■ People who are fully vaccinated (two weeks have passed since their final vaccine shot) can travel “at low risk to themselves” within the United States as long as they continue to wear mask, social-distance and take other precautions, according to updated guidance released on Friday (April 2) by the Centers for Disease Control and Prevention. Domestic travel does not require COVID-19 testing or post-travel quarantine, said the CDC. For international travel, fully vaccinated people do not need to get tested before leaving unless it is required by their destination, or quarantine after returning to the U.S. unless required by their state, but they need to have a negative test before returning to the U.S. and get tested again 3 to 5 days after arriving, the CDC says.
■ The state Department of Corrections and Community Supervision resumed inmate visitations at maximum security facilities on April 28 and its remaining prisons on May 1, citing declining COVID-19 cases and vaccinations of staff and inmates who are either 65 years old and up or have underlying health conditions.
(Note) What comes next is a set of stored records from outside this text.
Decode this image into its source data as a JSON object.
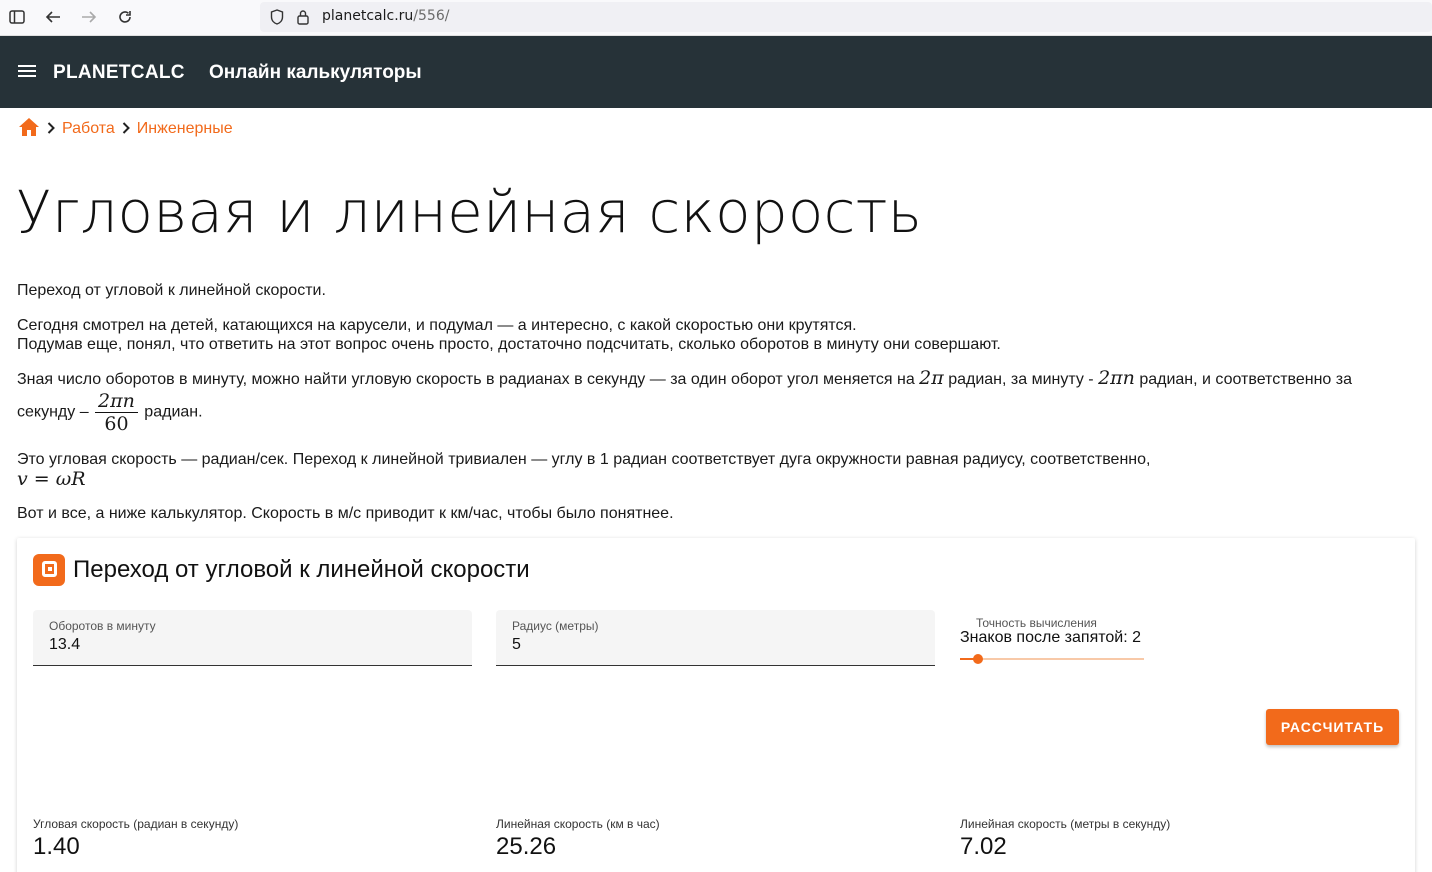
{
  "browser": {
    "url_host": "planetcalc.ru",
    "url_path": "/556/"
  },
  "appbar": {
    "brand": "PLANETCALC",
    "subtitle": "Онлайн калькуляторы"
  },
  "breadcrumb": [
    {
      "label": "Работа"
    },
    {
      "label": "Инженерные"
    }
  ],
  "page": {
    "title": "Угловая и линейная скорость",
    "p1": "Переход от угловой к линейной скорости.",
    "p2_line1": "Сегодня смотрел на детей, катающихся на карусели, и подумал — а интересно, с какой скоростью они крутятся.",
    "p2_line2": "Подумав еще, понял, что ответить на этот вопрос очень просто, достаточно подсчитать, сколько оборотов в минуту они совершают.",
    "p3_a": "Зная число оборотов в минуту, можно найти угловую скорость в радианах в секунду — за один оборот угол меняется на ",
    "p3_math1": "2π",
    "p3_b": " радиан, за минуту - ",
    "p3_math2": "2πn",
    "p3_c": " радиан, и соответственно за",
    "p3_d": "секунду – ",
    "p3_frac_num": "2πn",
    "p3_frac_den": "60",
    "p3_e": " радиан.",
    "p4": "Это угловая скорость — радиан/сек. Переход к линейной тривиален — углу в 1 радиан соответствует дуга окружности равная радиусу, соответственно,",
    "p4_math": "v = ωR",
    "p5": "Вот и все, а ниже калькулятор. Скорость в м/с приводит к км/час, чтобы было понятнее."
  },
  "calculator": {
    "title": "Переход от угловой к линейной скорости",
    "rpm_label": "Оборотов в минуту",
    "rpm_value": "13.4",
    "radius_label": "Радиус (метры)",
    "radius_value": "5",
    "precision_label": "Точность вычисления",
    "precision_value_text": "Знаков после запятой: 2",
    "precision_slider_fraction": 0.1,
    "button_label": "РАССЧИТАТЬ",
    "results": [
      {
        "label": "Угловая скорость (радиан в секунду)",
        "value": "1.40"
      },
      {
        "label": "Линейная скорость (км в час)",
        "value": "25.26"
      },
      {
        "label": "Линейная скорость (метры в секунду)",
        "value": "7.02"
      }
    ]
  },
  "colors": {
    "accent": "#f26a1b",
    "appbar": "#263238"
  },
  "icons": [
    "sidebar-icon",
    "back-icon",
    "forward-icon",
    "reload-icon",
    "shield-icon",
    "lock-icon",
    "menu-icon",
    "home-icon",
    "chevron-right-icon",
    "planetcalc-logo-icon"
  ]
}
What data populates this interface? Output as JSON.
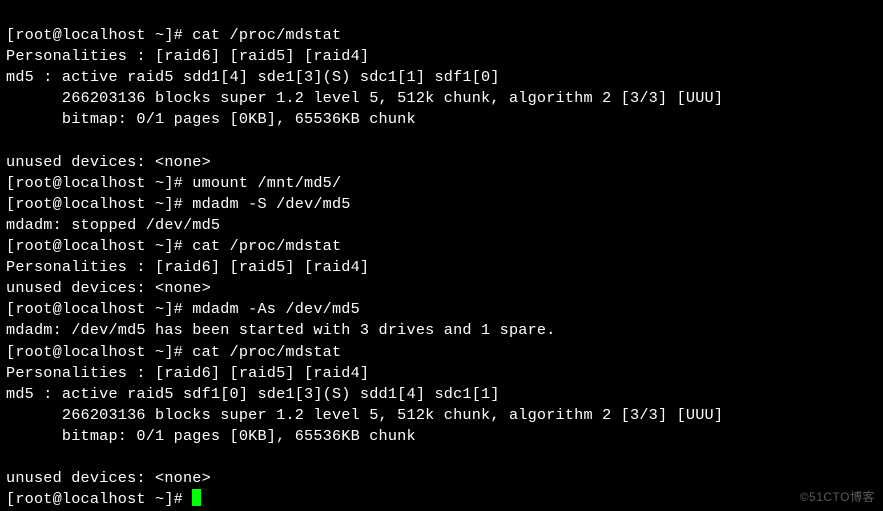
{
  "prompt": "[root@localhost ~]# ",
  "cmd": {
    "cat1": "cat /proc/mdstat",
    "umount": "umount /mnt/md5/",
    "stop": "mdadm -S /dev/md5",
    "cat2": "cat /proc/mdstat",
    "assemble": "mdadm -As /dev/md5",
    "cat3": "cat /proc/mdstat"
  },
  "out": {
    "pers": "Personalities : [raid6] [raid5] [raid4]",
    "md5_a1": "md5 : active raid5 sdd1[4] sde1[3](S) sdc1[1] sdf1[0]",
    "blocks": "      266203136 blocks super 1.2 level 5, 512k chunk, algorithm 2 [3/3] [UUU]",
    "bitmap": "      bitmap: 0/1 pages [0KB], 65536KB chunk",
    "unused": "unused devices: <none>",
    "stopped": "mdadm: stopped /dev/md5",
    "started": "mdadm: /dev/md5 has been started with 3 drives and 1 spare.",
    "md5_a2": "md5 : active raid5 sdf1[0] sde1[3](S) sdd1[4] sdc1[1]"
  },
  "watermark": "©51CTO博客"
}
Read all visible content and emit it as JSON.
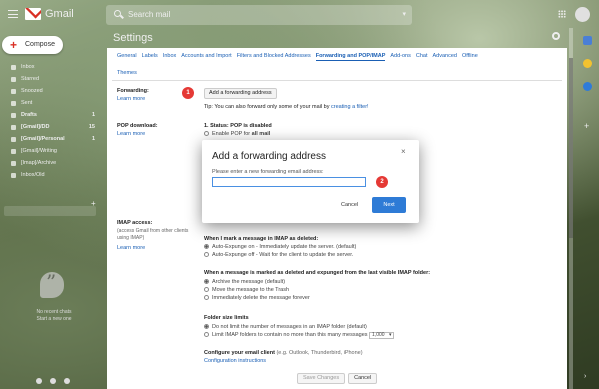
{
  "app": {
    "name": "Gmail"
  },
  "search": {
    "text": "Search mail"
  },
  "compose": {
    "label": "Compose"
  },
  "sidebar": {
    "items": [
      {
        "label": "Inbox",
        "count": ""
      },
      {
        "label": "Starred",
        "count": ""
      },
      {
        "label": "Snoozed",
        "count": ""
      },
      {
        "label": "Sent",
        "count": ""
      },
      {
        "label": "Drafts",
        "count": "1"
      },
      {
        "label": "[Gmail]/DD",
        "count": "15"
      },
      {
        "label": "[Gmail]/Personal",
        "count": "1"
      },
      {
        "label": "[Gmail]/Writing",
        "count": ""
      },
      {
        "label": "[Imap]/Archive",
        "count": ""
      },
      {
        "label": "Inbox/Old",
        "count": ""
      }
    ],
    "no_chats": "No recent chats",
    "start_new": "Start a new one"
  },
  "settings": {
    "title": "Settings",
    "tabs": [
      "General",
      "Labels",
      "Inbox",
      "Accounts and Import",
      "Filters and Blocked Addresses",
      "Forwarding and POP/IMAP",
      "Add-ons",
      "Chat",
      "Advanced",
      "Offline"
    ],
    "active_tab": "Forwarding and POP/IMAP",
    "themes_tab": "Themes",
    "forwarding": {
      "label": "Forwarding:",
      "learn_more": "Learn more",
      "button": "Add a forwarding address",
      "tip": "Tip: You can also forward only some of your mail by",
      "tip_link": "creating a filter!"
    },
    "pop": {
      "label": "POP download:",
      "learn_more": "Learn more",
      "status": "1. Status: POP is disabled",
      "enable_all_prefix": "Enable POP for",
      "enable_all_bold": "all mail"
    },
    "imap": {
      "label": "IMAP access:",
      "sub": "(access Gmail from other clients using IMAP)",
      "learn_more": "Learn more"
    },
    "deleted": {
      "title": "When I mark a message in IMAP as deleted:",
      "opt1": "Auto-Expunge on - Immediately update the server. (default)",
      "opt2": "Auto-Expunge off - Wait for the client to update the server."
    },
    "expunged": {
      "title": "When a message is marked as deleted and expunged from the last visible IMAP folder:",
      "opt1": "Archive the message (default)",
      "opt2": "Move the message to the Trash",
      "opt3": "Immediately delete the message forever"
    },
    "folder_size": {
      "title": "Folder size limits",
      "opt1": "Do not limit the number of messages in an IMAP folder (default)",
      "opt2": "Limit IMAP folders to contain no more than this many messages",
      "limit_value": "1,000"
    },
    "client": {
      "title": "Configure your email client",
      "title_suffix": "(e.g. Outlook, Thunderbird, iPhone)",
      "link": "Configuration instructions"
    },
    "save_label": "Save Changes",
    "cancel_label": "Cancel"
  },
  "dialog": {
    "title": "Add a forwarding address",
    "close": "×",
    "label": "Please enter a new forwarding email address:",
    "input_value": "",
    "cancel": "Cancel",
    "next": "Next"
  },
  "badges": {
    "one": "1",
    "two": "2"
  },
  "colors": {
    "accent": "#2e7bd6",
    "badge": "#e53935",
    "link": "#1a5fb4",
    "gmail_red": "#d93025"
  }
}
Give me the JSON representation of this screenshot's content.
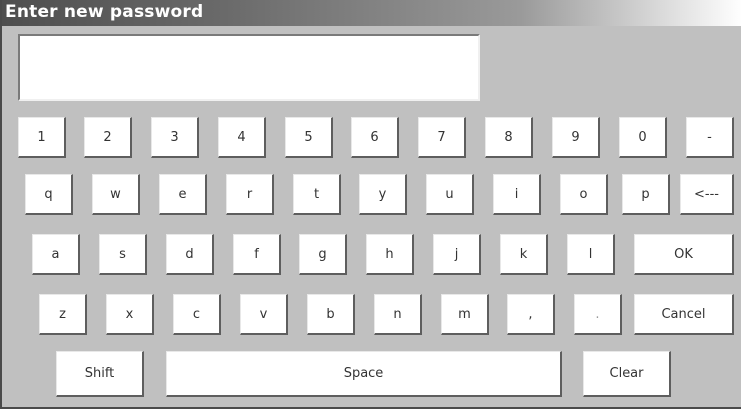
{
  "title": "Enter new password",
  "password_field": {
    "value": ""
  },
  "keys": {
    "row1": [
      "1",
      "2",
      "3",
      "4",
      "5",
      "6",
      "7",
      "8",
      "9",
      "0",
      "-"
    ],
    "row2": [
      "q",
      "w",
      "e",
      "r",
      "t",
      "y",
      "u",
      "i",
      "o",
      "p",
      "<---"
    ],
    "row3": [
      "a",
      "s",
      "d",
      "f",
      "g",
      "h",
      "j",
      "k",
      "l",
      "OK"
    ],
    "row4": [
      "z",
      "x",
      "c",
      "v",
      "b",
      "n",
      "m",
      ",",
      ".",
      "Cancel"
    ],
    "row5": [
      "Shift",
      "Space",
      "Clear"
    ]
  }
}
■ Putnam County’s Department of Health is asking people who have not been vaccinated to share their reasons for not getting the shots in an anonymous survey. The survey is being administered in an English version and a Spanish version. The results will help “guide our department into better focusing on, and addressing, the needs of our unvaccinated citizens,” said county Health Commissioner Michael Nesheiwat.